Based on multiple reports, the primary goal is to get the team playing faster. There’s been a huge emphasis on speed — specifically, the Kings’ lack of it — and while that’ll be partly addressed with personnel addition/subtractions from Blake and Robitaille, part of it will also be addressed with systems, philosophy and a new style of play.

Sutter was a proponent of hard, heavy hockey that relied on big, physical forwards and a strong forecheck. He had tremendous success with it but, as the rest of the league trended towards skill and speed, the Kings failed to adapt.

The result was an anemic offense this past season, one that finished 25th in the NHL with 2.43 goals per game.

So with that in mind, who might be on the coaching shortlist? Some ideas:

John Stevens

On paper, Stevens ticks a lot of boxes.

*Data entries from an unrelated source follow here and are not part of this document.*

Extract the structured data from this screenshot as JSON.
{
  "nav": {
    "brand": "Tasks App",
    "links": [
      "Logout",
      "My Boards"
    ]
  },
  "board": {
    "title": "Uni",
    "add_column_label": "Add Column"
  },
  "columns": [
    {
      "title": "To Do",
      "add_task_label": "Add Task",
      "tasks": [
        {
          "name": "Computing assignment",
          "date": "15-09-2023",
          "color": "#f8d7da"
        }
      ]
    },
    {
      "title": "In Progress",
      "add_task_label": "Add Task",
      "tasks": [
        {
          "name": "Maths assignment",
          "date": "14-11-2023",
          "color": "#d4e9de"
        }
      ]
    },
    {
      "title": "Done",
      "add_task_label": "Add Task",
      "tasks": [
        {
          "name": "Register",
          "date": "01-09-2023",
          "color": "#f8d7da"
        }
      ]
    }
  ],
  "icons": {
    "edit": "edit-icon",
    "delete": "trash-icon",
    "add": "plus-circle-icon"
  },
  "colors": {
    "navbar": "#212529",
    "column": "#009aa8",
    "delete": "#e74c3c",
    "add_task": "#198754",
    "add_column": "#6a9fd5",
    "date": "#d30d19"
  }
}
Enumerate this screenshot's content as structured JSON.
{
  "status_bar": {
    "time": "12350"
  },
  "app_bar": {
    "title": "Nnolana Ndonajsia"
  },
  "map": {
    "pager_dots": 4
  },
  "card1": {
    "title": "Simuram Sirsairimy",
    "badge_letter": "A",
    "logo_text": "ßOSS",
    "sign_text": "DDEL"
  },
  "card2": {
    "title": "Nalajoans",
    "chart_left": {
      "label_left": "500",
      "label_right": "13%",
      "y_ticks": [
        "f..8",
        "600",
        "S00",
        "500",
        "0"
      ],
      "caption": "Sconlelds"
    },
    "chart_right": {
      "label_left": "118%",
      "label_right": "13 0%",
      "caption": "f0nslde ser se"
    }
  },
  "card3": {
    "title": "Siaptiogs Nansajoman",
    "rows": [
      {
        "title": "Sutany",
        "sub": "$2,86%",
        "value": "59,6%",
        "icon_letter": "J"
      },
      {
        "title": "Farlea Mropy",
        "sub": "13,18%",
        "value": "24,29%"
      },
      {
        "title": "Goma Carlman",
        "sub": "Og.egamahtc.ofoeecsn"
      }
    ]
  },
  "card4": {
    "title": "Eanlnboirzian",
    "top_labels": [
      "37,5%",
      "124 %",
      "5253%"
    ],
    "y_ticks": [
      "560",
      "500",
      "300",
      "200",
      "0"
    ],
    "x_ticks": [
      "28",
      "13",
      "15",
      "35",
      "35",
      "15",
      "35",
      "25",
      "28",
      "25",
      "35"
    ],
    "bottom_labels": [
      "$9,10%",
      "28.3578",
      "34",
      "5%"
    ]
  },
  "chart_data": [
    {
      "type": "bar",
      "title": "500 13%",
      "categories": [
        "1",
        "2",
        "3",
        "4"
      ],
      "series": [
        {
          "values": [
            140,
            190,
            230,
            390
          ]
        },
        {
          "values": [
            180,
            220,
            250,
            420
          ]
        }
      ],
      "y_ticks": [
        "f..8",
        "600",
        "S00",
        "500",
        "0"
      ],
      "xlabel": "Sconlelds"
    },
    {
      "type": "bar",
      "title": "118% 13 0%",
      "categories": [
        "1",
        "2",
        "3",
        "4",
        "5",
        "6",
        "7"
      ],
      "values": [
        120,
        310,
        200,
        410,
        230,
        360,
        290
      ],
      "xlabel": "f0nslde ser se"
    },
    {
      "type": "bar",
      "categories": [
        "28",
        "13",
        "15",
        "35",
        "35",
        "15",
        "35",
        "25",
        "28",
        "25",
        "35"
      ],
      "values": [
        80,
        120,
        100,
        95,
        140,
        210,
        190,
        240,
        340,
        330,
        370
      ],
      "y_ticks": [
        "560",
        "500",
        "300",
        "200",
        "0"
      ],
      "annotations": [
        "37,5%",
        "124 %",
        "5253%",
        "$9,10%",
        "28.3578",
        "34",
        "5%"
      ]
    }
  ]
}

He’s got extensive experience, having served as a head coach in Philly and an assistant in L.A. for the last seven seasons. That’s a tremendous amount of familiarity with the Kings organization, an organization that might not want to lose him. Stevens has been in demand over the last few summers, and has reportedly been in the running for a few head coaching jobs, including the Carolina gig that eventually went to Bill Peters.

Of course, the 50-year-old’s familiarity with the Kings might be why he won’t get the job. The club had a massive shakeup yesterday, and it’s safe to assume Blake and Robitaille will want to go in a different direction from Sutter. Hiring his longtime assistant doesn’t exactly accomplish that.

Mike Stothers

Stothers is another nod to familiarity, albeit in a different fashion than Stevens. Stothers has been the head coach of L.A.’s AHL affiliate for the last three years and enjoyed tremendous success, winning the Calder Cup in 2015 while sending a number of minor-leaguers to the bigs. This year alone, Adrian Kempe, Paul LaDue and Johnny Brodzinski all made their NHL debuts.

Stothers is an interesting candidate because, as Sutter stressed last summer, some of the Kings’ young prospects need to make an impact at the NHL level. Who better to integrate the kids than the guy that’s coached them for the last few years?

Tony Granato

Yes, Granato only recently left the NHL for his dream job at the University of Wisconsin and yes, he was named a finalist for national coach of the year. So it would seemingly take an awful lot to leave the Badgers (of note, he inked a five-year, $2.75 million contract with UW.)

With that said…

Granato, at least in terms of the aforementioned checkbox, makes sense for the Kings. He’s got a wealth of NHL experience, serving as the head man in Colorado with lengthy assistant stints in Detroit and Pittsburgh. He’s also got deep ties to both Blake and Robitaille, having played together in L.A. (the three all went to the ’93 Stanley Cup Final together).

Granato was on hand at Blake’s jersey retirement ceremony, and both he and Robitaille — along with Barry Melrose — were honored on the same Legends Night back in ’14.

Others…

ESPN’s Scott Burnside floated the idea of Caps assistant Todd Reirden, which makes sense. He’s been described as a head coach in the making… Gerard Gallant’s name has come up though, to be fair, his name has been attached to almost every coaching vacancy since his dismissal from Florida last year… Dallas is believed to already have a shortlist to replace Lindy Ruff, consisting of Gallant, Ken Hitchcock and recently dismissed Canucks bench boss Willie Desjardins. Per TSN, Stars GM Jim Nill wants to make a decision quickly, meaning the two leftover candidates could be courted by the Kings.